*Problem details*:
Apart from the images, the records below need to be copied exactly.

*Records shown*:
=== Section Start ===
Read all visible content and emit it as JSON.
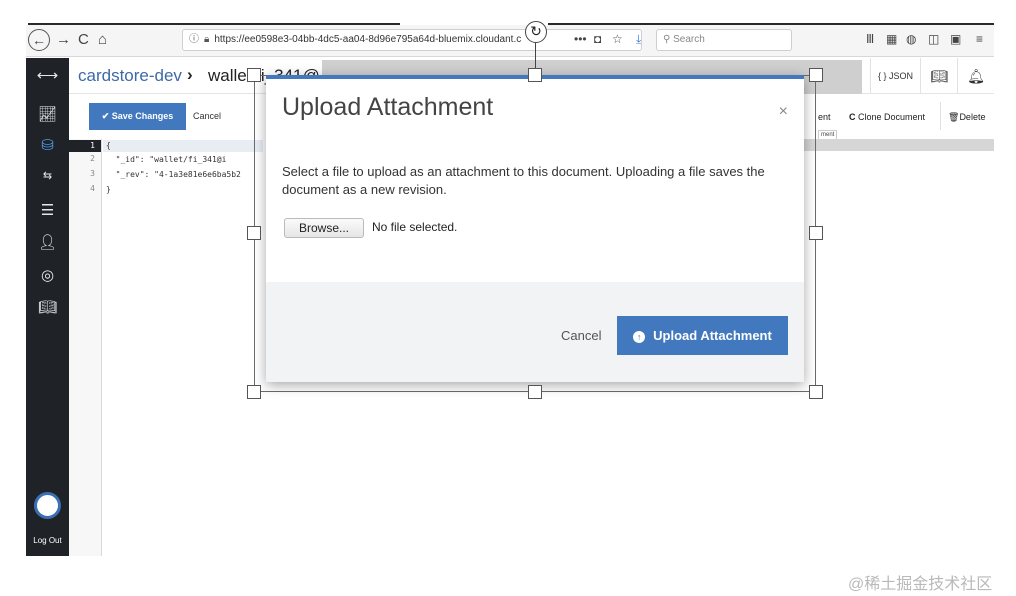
{
  "browser": {
    "url": "https://ee0598e3-04bb-4dc5-aa04-8d96e795a64d-bluemix.cloudant.c",
    "url_more": "•••",
    "search_placeholder": "Search"
  },
  "sidebar": {
    "logout_label": "Log Out"
  },
  "header": {
    "breadcrumb_root": "cardstore-dev",
    "breadcrumb_sep": "›",
    "breadcrumb_doc": "wallet/fi_341@",
    "json_label": "{ } JSON"
  },
  "toolbar": {
    "save_label": "Save Changes",
    "cancel_label": "Cancel",
    "attachment_label": "ent",
    "attachment_sub": "ment",
    "clone_label": "Clone Document",
    "delete_label": "Delete"
  },
  "editor": {
    "line_numbers": [
      "1",
      "2",
      "3",
      "4"
    ],
    "lines": [
      "{",
      "  \"_id\": \"wallet/fi_341@i",
      "  \"_rev\": \"4-1a3e81e6e6ba5b2",
      "}"
    ]
  },
  "modal": {
    "title": "Upload Attachment",
    "close": "×",
    "description": "Select a file to upload as an attachment to this document. Uploading a file saves the document as a new revision.",
    "browse_label": "Browse...",
    "file_status": "No file selected.",
    "cancel_label": "Cancel",
    "upload_label": "Upload Attachment"
  },
  "watermark": "@稀土掘金技术社区",
  "colors": {
    "accent": "#4178be",
    "sidebar_bg": "#1f2328"
  }
}
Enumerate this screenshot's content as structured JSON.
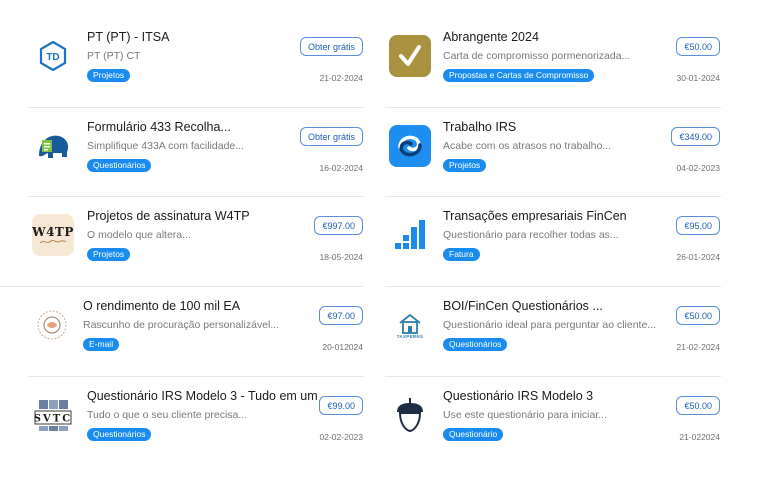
{
  "rows": [
    {
      "left": {
        "title": "PT (PT) - ITSA",
        "desc": "PT (PT) CT",
        "tag": "Projetos",
        "price": "Obter grátis",
        "date": "21-02-2024",
        "logo": "td-hexagon-icon"
      },
      "right": {
        "title": "Abrangente 2024",
        "desc": "Carta de compromisso pormenorizada...",
        "tag": "Propostas e Cartas de Compromisso",
        "price": "€50.00",
        "date": "30-01-2024",
        "logo": "checkmark-icon"
      }
    },
    {
      "left": {
        "title": "Formulário 433 Recolha...",
        "desc": "Simplifique 433A com facilidade...",
        "tag": "Questionários",
        "price": "Obter grátis",
        "date": "16-02-2024",
        "logo": "elephant-icon"
      },
      "right": {
        "title": "Trabalho IRS",
        "desc": "Acabe com os atrasos no trabalho...",
        "tag": "Projetos",
        "price": "€349.00",
        "date": "04-02-2023",
        "logo": "swirl-icon"
      }
    },
    {
      "left": {
        "title": "Projetos de assinatura W4TP",
        "desc": "O modelo que altera...",
        "tag": "Projetos",
        "price": "€997.00",
        "date": "18-05-2024",
        "logo": "w4tp-logo",
        "logo_text": "W4TP"
      },
      "right": {
        "title": "Transações empresariais FinCen",
        "desc": "Questionário para recolher todas as...",
        "tag": "Fatura",
        "price": "€95.00",
        "date": "26-01-2024",
        "logo": "bar-chart-icon"
      }
    },
    {
      "left": {
        "title": "O rendimento de 100 mil EA",
        "desc": "Rascunho de procuração personalizável...",
        "tag": "E-mail",
        "price": "€97.00",
        "date": "20-012024",
        "logo": "circle-seal-icon"
      },
      "right": {
        "title": "BOI/FinCen Questionários ...",
        "desc": "Questionário ideal para perguntar ao cliente...",
        "tag": "Questionários",
        "price": "€50.00",
        "date": "21-02-2024",
        "logo": "house-icon",
        "logo_text": "TAXPERNS"
      }
    },
    {
      "left": {
        "title": "Questionário IRS Modelo 3 - Tudo em um",
        "desc": "Tudo o que o seu cliente precisa...",
        "tag": "Questionários",
        "price": "€99.00",
        "date": "02-02-2023",
        "logo": "svtc-logo",
        "logo_text": "SVTC"
      },
      "right": {
        "title": "Questionário IRS Modelo 3",
        "desc": "Use este questionário para iniciar...",
        "tag": "Questionário",
        "price": "€50.00",
        "date": "21-022024",
        "logo": "acorn-icon"
      }
    }
  ],
  "colors": {
    "tag": "#1a8cf0",
    "button_border": "#5b8fd6",
    "button_text": "#1f5fb5",
    "separator": "#e6e6e6"
  }
}
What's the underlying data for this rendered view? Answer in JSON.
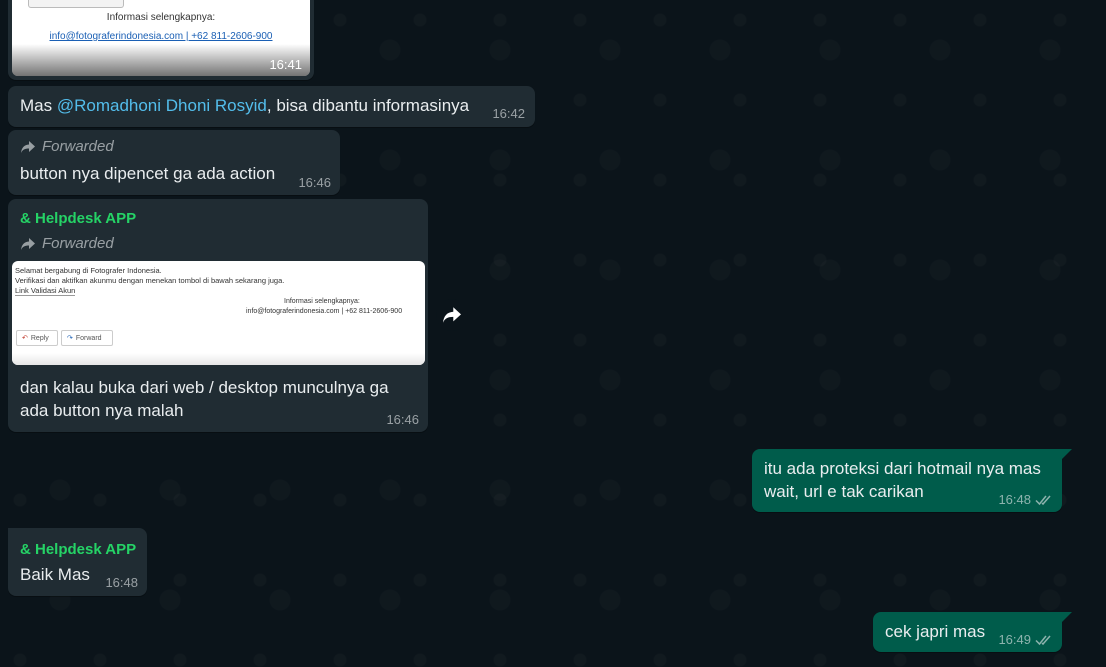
{
  "messages": {
    "m1": {
      "info_label": "Informasi selengkapnya:",
      "info_links": "info@fotograferindonesia.com | +62 811-2606-900",
      "time": "16:41"
    },
    "m2": {
      "prefix": "Mas ",
      "mention": "@Romadhoni Dhoni Rosyid",
      "suffix": ", bisa dibantu informasinya",
      "time": "16:42"
    },
    "m3": {
      "forwarded": "Forwarded",
      "text": "button nya dipencet ga ada action",
      "time": "16:46"
    },
    "m4": {
      "sender": "& Helpdesk APP",
      "forwarded": "Forwarded",
      "preview_line1": "Selamat bergabung di Fotografer Indonesia.",
      "preview_line2": "Verifikasi dan aktifkan akunmu dengan menekan tombol di bawah sekarang juga.",
      "preview_link": "Link Validasi Akun",
      "preview_info": "Informasi selengkapnya:",
      "preview_contact": "info@fotograferindonesia.com | +62 811-2606-900",
      "preview_reply": "Reply",
      "preview_forward": "Forward",
      "text_line1": "dan kalau buka dari web / desktop munculnya ga",
      "text_line2": "ada button nya malah",
      "time": "16:46"
    },
    "m5": {
      "text_line1": "itu ada proteksi dari hotmail nya mas",
      "text_line2": "wait, url e tak carikan",
      "time": "16:48"
    },
    "m6": {
      "sender": "& Helpdesk APP",
      "text": "Baik Mas",
      "time": "16:48"
    },
    "m7": {
      "text": "cek japri mas",
      "time": "16:49"
    }
  },
  "colors": {
    "background": "#0b141a",
    "incoming": "#202c33",
    "outgoing": "#005c4b",
    "sender_name": "#25d366",
    "mention": "#53bdeb"
  }
}
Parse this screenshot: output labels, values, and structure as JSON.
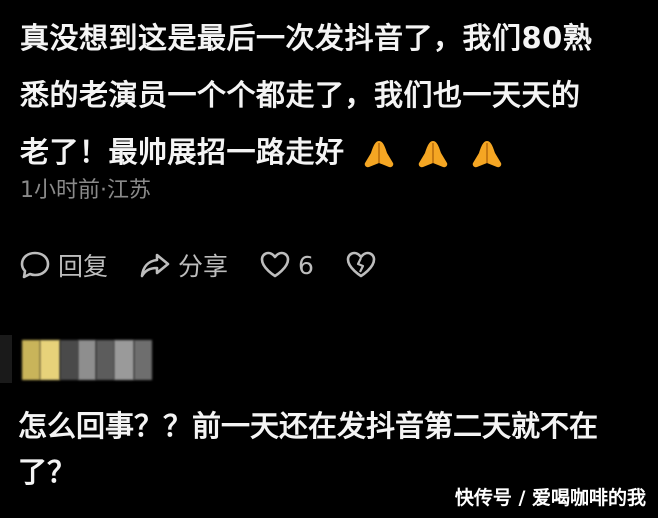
{
  "comment": {
    "text_line1": "真没想到这是最后一次发抖音了，我们80熟",
    "text_line2": "悉的老演员一个个都走了，我们也一天天的",
    "text_line3": "老了！最帅展招一路走好",
    "emojis": [
      "pray-icon",
      "pray-icon",
      "pray-icon"
    ],
    "meta": "1小时前·江苏"
  },
  "actions": {
    "reply_label": "回复",
    "share_label": "分享",
    "like_count": "6"
  },
  "reply": {
    "text": "怎么回事？？前一天还在发抖音第二天就不在了？"
  },
  "watermark": "快传号 / 爱喝咖啡的我",
  "colors": {
    "background": "#000000",
    "text": "#f4f4f4",
    "meta": "#8a8a8a",
    "icon": "#bdbdbd",
    "emoji": "#f5a623"
  }
}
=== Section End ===
*Output of the task*:
Read all visible content and emit it as JSON.
{
  "browser": {
    "url": "https://ee0598e3-04bb-4dc5-aa04-8d96e795a64d-bluemix.cloudant.c",
    "url_more": "•••",
    "search_placeholder": "Search"
  },
  "sidebar": {
    "logout_label": "Log Out"
  },
  "header": {
    "breadcrumb_root": "cardstore-dev",
    "breadcrumb_sep": "›",
    "breadcrumb_doc": "wallet/fi_341@",
    "json_label": "{ } JSON"
  },
  "toolbar": {
    "save_label": "Save Changes",
    "cancel_label": "Cancel",
    "attachment_label": "ent",
    "attachment_sub": "ment",
    "clone_label": "Clone Document",
    "delete_label": "Delete"
  },
  "editor": {
    "line_numbers": [
      "1",
      "2",
      "3",
      "4"
    ],
    "lines": [
      "{",
      "  \"_id\": \"wallet/fi_341@i",
      "  \"_rev\": \"4-1a3e81e6e6ba5b2",
      "}"
    ]
  },
  "modal": {
    "title": "Upload Attachment",
    "close": "×",
    "description": "Select a file to upload as an attachment to this document. Uploading a file saves the document as a new revision.",
    "browse_label": "Browse...",
    "file_status": "No file selected.",
    "cancel_label": "Cancel",
    "upload_label": "Upload Attachment"
  },
  "watermark": "@稀土掘金技术社区",
  "colors": {
    "accent": "#4178be",
    "sidebar_bg": "#1f2328"
  }
}
Enumerate this screenshot's content as structured JSON.
{
  "rows": [
    {
      "left": {
        "title": "PT (PT) - ITSA",
        "desc": "PT (PT) CT",
        "tag": "Projetos",
        "price": "Obter grátis",
        "date": "21-02-2024",
        "logo": "td-hexagon-icon"
      },
      "right": {
        "title": "Abrangente 2024",
        "desc": "Carta de compromisso pormenorizada...",
        "tag": "Propostas e Cartas de Compromisso",
        "price": "€50.00",
        "date": "30-01-2024",
        "logo": "checkmark-icon"
      }
    },
    {
      "left": {
        "title": "Formulário 433 Recolha...",
        "desc": "Simplifique 433A com facilidade...",
        "tag": "Questionários",
        "price": "Obter grátis",
        "date": "16-02-2024",
        "logo": "elephant-icon"
      },
      "right": {
        "title": "Trabalho IRS",
        "desc": "Acabe com os atrasos no trabalho...",
        "tag": "Projetos",
        "price": "€349.00",
        "date": "04-02-2023",
        "logo": "swirl-icon"
      }
    },
    {
      "left": {
        "title": "Projetos de assinatura W4TP",
        "desc": "O modelo que altera...",
        "tag": "Projetos",
        "price": "€997.00",
        "date": "18-05-2024",
        "logo": "w4tp-logo",
        "logo_text": "W4TP"
      },
      "right": {
        "title": "Transações empresariais FinCen",
        "desc": "Questionário para recolher todas as...",
        "tag": "Fatura",
        "price": "€95.00",
        "date": "26-01-2024",
        "logo": "bar-chart-icon"
      }
    },
    {
      "left": {
        "title": "O rendimento de 100 mil EA",
        "desc": "Rascunho de procuração personalizável...",
        "tag": "E-mail",
        "price": "€97.00",
        "date": "20-012024",
        "logo": "circle-seal-icon"
      },
      "right": {
        "title": "BOI/FinCen Questionários ...",
        "desc": "Questionário ideal para perguntar ao cliente...",
        "tag": "Questionários",
        "price": "€50.00",
        "date": "21-02-2024",
        "logo": "house-icon",
        "logo_text": "TAXPERNS"
      }
    },
    {
      "left": {
        "title": "Questionário IRS Modelo 3 - Tudo em um",
        "desc": "Tudo o que o seu cliente precisa...",
        "tag": "Questionários",
        "price": "€99.00",
        "date": "02-02-2023",
        "logo": "svtc-logo",
        "logo_text": "SVTC"
      },
      "right": {
        "title": "Questionário IRS Modelo 3",
        "desc": "Use este questionário para iniciar...",
        "tag": "Questionário",
        "price": "€50.00",
        "date": "21-022024",
        "logo": "acorn-icon"
      }
    }
  ],
  "colors": {
    "tag": "#1a8cf0",
    "button_border": "#5b8fd6",
    "button_text": "#1f5fb5",
    "separator": "#e6e6e6"
  }
}
What's the underlying data for this rendered view? Answer in JSON.
{
  "messages": {
    "m1": {
      "info_label": "Informasi selengkapnya:",
      "info_links": "info@fotograferindonesia.com | +62 811-2606-900",
      "time": "16:41"
    },
    "m2": {
      "prefix": "Mas ",
      "mention": "@Romadhoni Dhoni Rosyid",
      "suffix": ", bisa dibantu informasinya",
      "time": "16:42"
    },
    "m3": {
      "forwarded": "Forwarded",
      "text": "button nya dipencet ga ada action",
      "time": "16:46"
    },
    "m4": {
      "sender": "& Helpdesk APP",
      "forwarded": "Forwarded",
      "preview_line1": "Selamat bergabung di Fotografer Indonesia.",
      "preview_line2": "Verifikasi dan aktifkan akunmu dengan menekan tombol di bawah sekarang juga.",
      "preview_link": "Link Validasi Akun",
      "preview_info": "Informasi selengkapnya:",
      "preview_contact": "info@fotograferindonesia.com | +62 811-2606-900",
      "preview_reply": "Reply",
      "preview_forward": "Forward",
      "text_line1": "dan kalau buka dari web / desktop munculnya ga",
      "text_line2": "ada button nya malah",
      "time": "16:46"
    },
    "m5": {
      "text_line1": "itu ada proteksi dari hotmail nya mas",
      "text_line2": "wait, url e tak carikan",
      "time": "16:48"
    },
    "m6": {
      "sender": "& Helpdesk APP",
      "text": "Baik Mas",
      "time": "16:48"
    },
    "m7": {
      "text": "cek japri mas",
      "time": "16:49"
    }
  },
  "colors": {
    "background": "#0b141a",
    "incoming": "#202c33",
    "outgoing": "#005c4b",
    "sender_name": "#25d366",
    "mention": "#53bdeb"
  }
}
Parse this screenshot: output labels, values, and structure as JSON.
{
  "comment": {
    "text_line1": "真没想到这是最后一次发抖音了，我们80熟",
    "text_line2": "悉的老演员一个个都走了，我们也一天天的",
    "text_line3": "老了！最帅展招一路走好",
    "emojis": [
      "pray-icon",
      "pray-icon",
      "pray-icon"
    ],
    "meta": "1小时前·江苏"
  },
  "actions": {
    "reply_label": "回复",
    "share_label": "分享",
    "like_count": "6"
  },
  "reply": {
    "text": "怎么回事？？前一天还在发抖音第二天就不在了？"
  },
  "watermark": "快传号 / 爱喝咖啡的我",
  "colors": {
    "background": "#000000",
    "text": "#f4f4f4",
    "meta": "#8a8a8a",
    "icon": "#bdbdbd",
    "emoji": "#f5a623"
  }
}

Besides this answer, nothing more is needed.